The usual mix of kits and bits has been assembled. There are still woefully few slate wagons built – it is so boring building dozens of identical items!! I must set to again. Fortunately the Parkside plastic kits of both 2 and 3-ton wagons are accurate and relatively quick to build. I carefully shave off about 0.25mm from the inside of the axlebox, then drill out the axlebox to 0.95mm dia hole and insert a 2mm Assoc pin point bearing with a dab of cyano. The 2-ton wagon is then assembled without floor and a new floor then cut from 1mm thick lead sheet and fixed in place of the plastic floor, again with cyano. The size of this piece is critical as if slightly under size then it falls out, but if oversize then it spreads the axleboxes and the wheelsets fall out. With care, a set of 2mm Assoc wheels on 12.8mm axles will run nicely. I currently am using their standard 6mm diameter wagon wheels – not quite correct but I feel that the spokes are so small and virtually hidden that the quality of the wheel makes up for the extra 2 spokes. The lead floor gives vital weight without upsetting the appearance – there is certainly no room for added weight anywhere on the wagon.

Other wagons have been scratchbuilt in wood and metal. Several low-sided wagons and small coal trucks have been made with 1/32” ply bodies and brass chassis, using thick paper as strapping. The F R 6 wheel Cleminson coal truck has just been finished in nickel and one of only two bogie ballast wagons – again from ply. One gunpowder van, the only private owner wagons to run on the line, has been built in brass.

4 rakes of coaching stock are now running. The passenger trains comprise a mix of scratchbuilt [plasticard] bogie composite, 4 wheelers from Colin Ashby and the curly roofed van from Worsley Works. The quarrymens’ train is from the Parkside stable. More recent carriages are all Worsley Works. Early on in construction, the carriages were compensated using the rocking solebar method – I now know from experience that this is totally unnecessary and more recent stock is built with a rigid wheelbase. Much easier to make it all square and certainly these short wheelbase items of stock seem to run as well in uncompensated state.


As a test bed for ideas, the railway has been very useful. P4 narrow gauge can work and I think the extra effort is worthwhile. I have found a few problems that have been reconsidered as I commence work on the big layout. I am not happy with the system I have developed for point tiebars – I have now started to build pointwork for the new layout and have rethought the tiebar problem. More of this anon, but the new layout uses code 60 bullhead rail from the 3mm Society stores, coupled with C & L copper clad fibreglass and plastic sleepering. I have found the Tortoise point motors reliable and will continue to use them, despite the expense.

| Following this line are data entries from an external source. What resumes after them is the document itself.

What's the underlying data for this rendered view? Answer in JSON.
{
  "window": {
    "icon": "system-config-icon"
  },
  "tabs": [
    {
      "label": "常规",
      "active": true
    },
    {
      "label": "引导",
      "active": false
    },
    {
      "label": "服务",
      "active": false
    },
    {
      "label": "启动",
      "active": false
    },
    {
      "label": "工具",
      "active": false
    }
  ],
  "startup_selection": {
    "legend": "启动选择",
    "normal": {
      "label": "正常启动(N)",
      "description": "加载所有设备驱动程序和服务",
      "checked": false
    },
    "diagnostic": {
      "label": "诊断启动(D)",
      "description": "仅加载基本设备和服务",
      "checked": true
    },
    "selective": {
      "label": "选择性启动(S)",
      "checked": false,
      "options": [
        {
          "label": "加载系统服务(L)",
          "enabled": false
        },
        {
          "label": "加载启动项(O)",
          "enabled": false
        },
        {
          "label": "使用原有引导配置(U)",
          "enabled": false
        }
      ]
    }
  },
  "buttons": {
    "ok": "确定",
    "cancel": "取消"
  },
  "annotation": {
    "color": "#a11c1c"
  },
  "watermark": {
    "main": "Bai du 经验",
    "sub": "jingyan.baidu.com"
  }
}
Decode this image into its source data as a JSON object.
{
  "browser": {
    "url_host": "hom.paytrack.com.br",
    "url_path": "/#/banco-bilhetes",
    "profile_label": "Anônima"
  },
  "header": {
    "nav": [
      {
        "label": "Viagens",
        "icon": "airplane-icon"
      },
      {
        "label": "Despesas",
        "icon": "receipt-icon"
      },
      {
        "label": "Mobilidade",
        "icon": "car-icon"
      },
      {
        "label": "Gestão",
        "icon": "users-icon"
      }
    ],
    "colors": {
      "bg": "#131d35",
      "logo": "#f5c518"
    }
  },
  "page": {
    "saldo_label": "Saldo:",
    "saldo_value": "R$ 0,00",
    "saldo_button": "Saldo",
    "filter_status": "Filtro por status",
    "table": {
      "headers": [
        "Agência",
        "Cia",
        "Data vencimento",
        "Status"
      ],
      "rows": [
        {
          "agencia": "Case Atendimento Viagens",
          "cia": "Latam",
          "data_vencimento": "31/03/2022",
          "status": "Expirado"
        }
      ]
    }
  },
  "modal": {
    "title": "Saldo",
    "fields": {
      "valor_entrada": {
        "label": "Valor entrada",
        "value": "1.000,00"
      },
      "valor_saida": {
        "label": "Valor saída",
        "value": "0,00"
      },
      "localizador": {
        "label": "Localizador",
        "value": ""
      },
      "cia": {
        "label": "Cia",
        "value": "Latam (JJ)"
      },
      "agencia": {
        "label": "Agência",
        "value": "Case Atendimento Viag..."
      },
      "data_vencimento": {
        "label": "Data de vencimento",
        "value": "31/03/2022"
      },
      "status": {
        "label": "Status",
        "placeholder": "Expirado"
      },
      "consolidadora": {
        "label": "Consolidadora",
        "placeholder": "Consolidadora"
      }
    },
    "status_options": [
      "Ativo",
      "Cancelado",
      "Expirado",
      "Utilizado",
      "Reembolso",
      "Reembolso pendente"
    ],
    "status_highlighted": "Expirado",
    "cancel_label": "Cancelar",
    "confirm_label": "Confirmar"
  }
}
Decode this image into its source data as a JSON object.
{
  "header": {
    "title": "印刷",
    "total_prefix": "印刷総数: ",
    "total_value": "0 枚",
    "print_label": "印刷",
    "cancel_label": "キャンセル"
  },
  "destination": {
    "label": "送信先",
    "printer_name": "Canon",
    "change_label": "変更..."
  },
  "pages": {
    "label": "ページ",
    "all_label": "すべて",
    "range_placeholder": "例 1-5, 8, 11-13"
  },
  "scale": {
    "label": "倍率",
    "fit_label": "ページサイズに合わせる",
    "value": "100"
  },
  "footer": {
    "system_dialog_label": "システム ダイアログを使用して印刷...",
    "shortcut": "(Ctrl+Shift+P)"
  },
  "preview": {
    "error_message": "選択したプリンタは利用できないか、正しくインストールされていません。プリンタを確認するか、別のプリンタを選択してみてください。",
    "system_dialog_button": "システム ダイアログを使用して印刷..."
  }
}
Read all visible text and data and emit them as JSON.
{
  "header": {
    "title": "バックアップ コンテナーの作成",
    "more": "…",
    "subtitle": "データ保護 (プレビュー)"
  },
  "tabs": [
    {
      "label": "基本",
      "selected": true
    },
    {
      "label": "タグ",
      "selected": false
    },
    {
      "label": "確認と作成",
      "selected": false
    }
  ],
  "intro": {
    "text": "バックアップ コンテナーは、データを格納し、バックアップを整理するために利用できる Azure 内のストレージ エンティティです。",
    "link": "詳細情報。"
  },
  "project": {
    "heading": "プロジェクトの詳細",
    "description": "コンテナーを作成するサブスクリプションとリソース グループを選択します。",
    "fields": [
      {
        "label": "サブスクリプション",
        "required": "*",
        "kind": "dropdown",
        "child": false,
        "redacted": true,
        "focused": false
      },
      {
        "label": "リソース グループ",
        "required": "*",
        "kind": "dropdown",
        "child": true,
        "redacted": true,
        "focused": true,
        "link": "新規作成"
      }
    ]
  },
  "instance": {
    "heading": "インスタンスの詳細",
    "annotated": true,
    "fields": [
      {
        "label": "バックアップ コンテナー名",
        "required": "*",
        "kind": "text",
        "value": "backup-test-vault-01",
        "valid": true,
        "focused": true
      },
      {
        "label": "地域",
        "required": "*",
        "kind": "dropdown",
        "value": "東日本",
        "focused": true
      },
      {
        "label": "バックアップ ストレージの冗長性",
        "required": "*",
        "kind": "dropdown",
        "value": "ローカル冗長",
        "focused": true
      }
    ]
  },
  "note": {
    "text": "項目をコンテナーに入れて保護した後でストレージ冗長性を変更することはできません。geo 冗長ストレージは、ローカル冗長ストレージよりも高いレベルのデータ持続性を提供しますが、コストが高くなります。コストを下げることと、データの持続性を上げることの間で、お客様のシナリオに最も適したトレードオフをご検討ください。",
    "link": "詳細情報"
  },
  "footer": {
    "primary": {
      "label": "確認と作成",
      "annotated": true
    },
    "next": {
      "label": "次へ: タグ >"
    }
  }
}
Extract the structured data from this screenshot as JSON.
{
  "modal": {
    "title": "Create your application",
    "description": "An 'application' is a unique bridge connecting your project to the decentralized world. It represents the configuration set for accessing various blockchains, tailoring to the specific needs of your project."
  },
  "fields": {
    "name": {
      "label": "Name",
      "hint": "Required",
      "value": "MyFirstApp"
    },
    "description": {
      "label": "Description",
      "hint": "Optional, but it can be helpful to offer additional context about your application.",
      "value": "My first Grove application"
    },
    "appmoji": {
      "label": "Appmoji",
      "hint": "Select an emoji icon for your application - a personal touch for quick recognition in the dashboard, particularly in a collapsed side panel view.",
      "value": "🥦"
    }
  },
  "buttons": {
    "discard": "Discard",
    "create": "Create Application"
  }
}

I also have a hankering to build a schooner to sit in Borth-y-Gest harbour – perhaps the ‘Cadwalader Jones’ an 80’ 2 masted vessel actually built at Borth-y-Gest in 1878. So plenty of future projects to keep the brain active, or maybe a live steam loco in P4 – 7.83mm gauge of course. ‘Beddgelert’, the largest of the NWNGR locos would make a possible project. It was a hefty 0-6-4 saddle tank from Hunslett in Leeds built in 1878… only joking!! Work has actually started on the big project – Minffordd with Tan-y-Bwlch. The top (Blaenau) fiddle yard and Creuau bank are now taking shape and I will report back as work progresses.